The Battle Of The Sexes

Republican U.S. presidential nominee Donald Trump speaks during the presidential town hall debate with Democratic U.S. presid
Republican U.S. presidential nominee Donald Trump speaks during the presidential town hall debate with Democratic U.S. presidential nominee Hillary Clinton at Washington University in St. Louis, Missouri, U.S., October 9, 2016. REUTERS/Shannon Stapleton

When I was a young child, I remember the made-for-TV tennis match between Bobbie Riggs and Billie Jean King, which was dubbed "The Battle of the Sexes." The dominant women's tennis player of that era easily defeated the aging male athlete after he did a lot of trash talking to the media.

That 1970s skirmish seems so quaint now in comparison to the coarsened political death match we are witnessing in the presidential debates. Male sexual privilege of an earlier era -- still alive in many industries today -- is finally on full display. The only silver lining I can see is that its exposure to the blinding light of national scrutiny may finally kill this centuries-old power play.

Donald Trump is clearly a genus of sexual predator that women have suffered through for decades. That is only one very big reason of many to reject his grab for power. He is also a racist, a xenophobic bigot against other religions and nationalities and a coward who dares criticize war heroes like John McCain and the Khan family while he himself eluded military service. There are many other vile behaviors he has exhibited in just the past year that would surely fill up this entire publication if we catalogued each and every one of them.

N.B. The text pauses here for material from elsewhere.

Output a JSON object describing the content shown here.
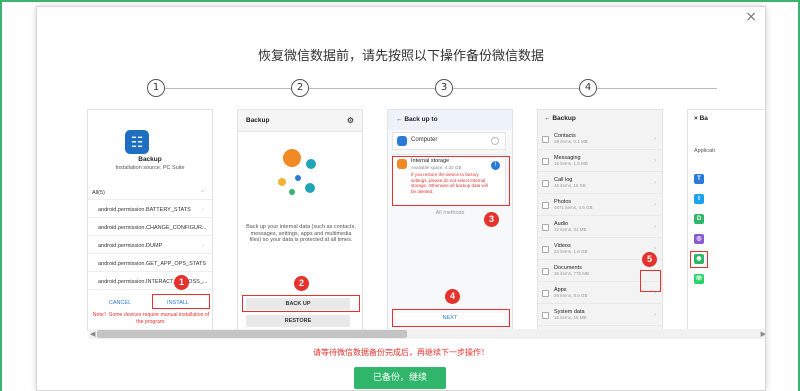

Trump is a sexist of epic proportions -- he bought beauty pageants to ogle the naked contestants backstage, he pursued sexual dalliances with married women for sport, he bought the silence of two ex wives in their large divorce settlements, he rates women openly based on their looks and, in a stunning display of inappropriateness, he has even spoken publicly about his daughter as a sexual object. On Howard Stern's radio show he agreed with the shock jock that Ivanka is "a piece of ass."

This is what an ugly American male looks like. This is what was not only tolerated but encouraged in the last generation when "Mad Men" ruled Madison Avenue and so many other offices around America, when female colleagues had to try breaking the glass ceiling while their male bosses or counterparts were trying to grab at their dresses and whatever else was within reach.

Like many fathers of daughters, I have been hard-pressed to explain this sad history to my children. When my daughters ask me about Bill Clinton and the accusations hurled at him by Trump and his surrogates, I try to explain that while the former president in his personal life was himself a predator, at least he had many redeeming values and that he was a strong president nonetheless. But it's painful to have to engage in this moral relativism when so much is at stake. Besides, it's not Bill Clinton running in 2016, it's his long-suffering wife, Hillary, who is this country's best hope of giving young women a role model and an inspiration that they, too, can grow up and be president one day.

At a time when our country is desperately searching for impressive male role models, I immediately think of President Barack Obama. For the past seven years, whether you agree with Obamacare or his Middle Eastern foreign policy, it is undeniable that he has been a shining example of male rectitude. He has an extremely impressive bond with his classy wife, Michelle, and he has raised two strong daughters who have stayed out of the spotlight and kept out of trouble (unlike many other First Children). There hasn't been a whiff of personal or professional scandal in his administration. In fact, he has lived up to his campaign appellation: "No Drama Obama."

But now America is witnessing a re-litigation of the carnivorous sexual escapades of the oldest Baby Boomers -- Donald and Bill. It is important that our leaders walk a straight line but airing the dirty laundry of their personal lives seems to be a unique American sport - you don't see political campaigns in France or Germany delving into the personal lives of the candidates.

The next few weeks will feel like an eternity as we watch a failing candidate go nuclear on his opponent and her husband. We will likely see and hear new lows in our discourse, after we thought that the lows couldn't get any lower.

But on November 8th, after an interminable campaign of mud-slinging, we are likely to elect a new leader who will prove that through grit, hard work and bare-knuckled politics, women, too, can compete and beat men for the highest office in the land. This will resonate all the way to the boardrooms, locker rooms, dining rooms and bedrooms throughout the land.

The shattering sound we will hear on the night of November 8th will come from the glass ceiling that has held so many women back in America. It's about time we right that wrong. It will be doubly satisfying that the big loser that night will be the distasteful leader of the endangered species of the white privileged male.

Tom Allon is the president of City & State, NY. Comments: tallon@cityandstateny.com.